Bank of America CEO Brian Moynihan said Tuesday that he expects the U.S. economy to slide into a recession later this year that is relatively minor as consumers remain in solid shape.
"Everything points to a relatively mild recession given the amount of stimulus that was paid to people and the money they have left over," Moynihan said during the bank's quarterly earnings call. "At the end of the day, we don’t see the activity on the consumer side slowing at a pace that would indicate that, but we would see commercial customers are being more careful."
Bank of America's team of economists have been warning of a recession for more than a year as a result of painfully high inflation and the Federal Reserve's aggressive campaign to raise borrowing costs.
The central bank has already approved nine straight interest rate hikes, the fastest pace of tightening since the 1980s, and has opened the door to a 10th increase at their May meeting despite turmoil in the banking sector and signs of a slowdown in the economy.
Moynihan said that Bank of America is predicting that gross domestic product – the broadest measure of goods and products produced in the nation – will see a contraction somewhere between 0.5% to 1% in the next three quarters before it returns to positive growth.
But he cited low unemployment and easing wage pressures as evidence the downturn will not be more severe.
"The fact that unemployment is still 3.5% [indicates] full employment-plus," he said, adding: "And then the wage growth is slowing and tipping over. So the signs of inflation are tipping down, and it’s still there but that translates into relatively good activity. We see a slight recession, and we’ll see what happens."
The CEO's comments come just one week after Federal Reserve documents showed that the central bank's own staff economists are bracing for a mild recession this year following the collapse of Silicon Valley Bank and Signature Bank in March.

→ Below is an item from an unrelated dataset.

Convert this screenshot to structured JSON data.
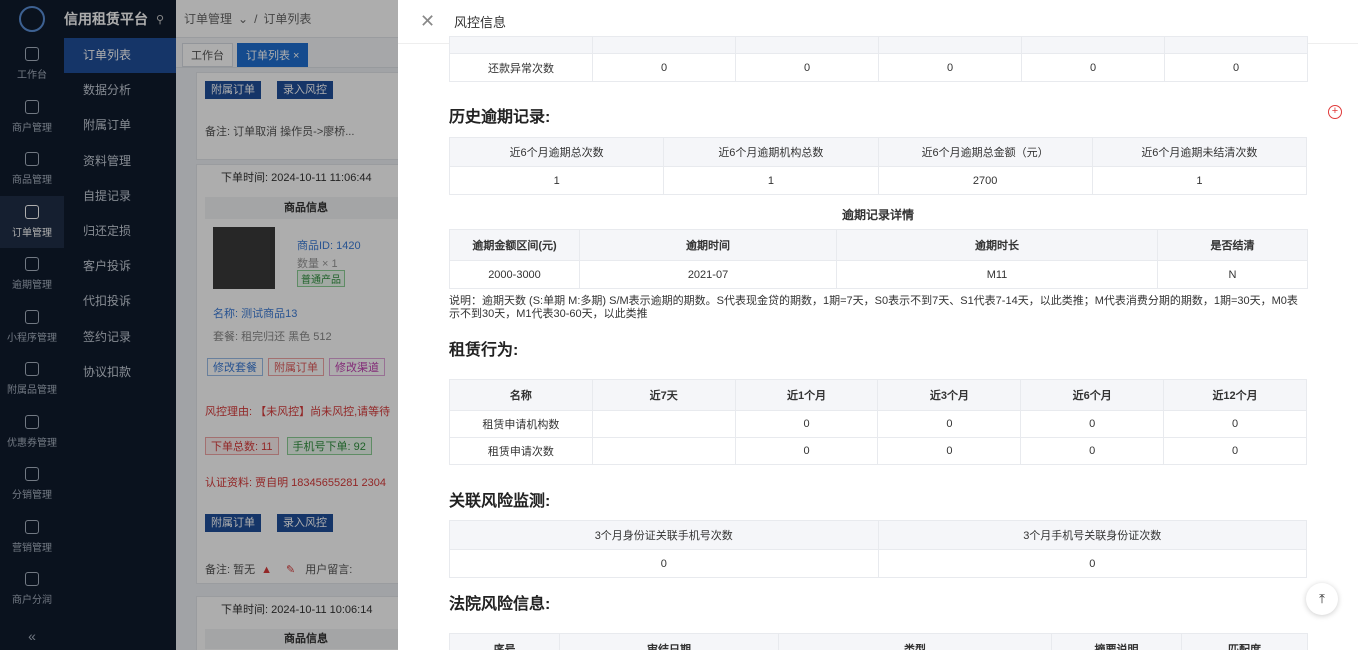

"Given their assessment of the potential economic effects of the recent banking-sector developments, the staff’s projection at the time of the March meeting included a mild recession starting later this year, with a recovery over the subsequent two years," Fed meeting minutes said.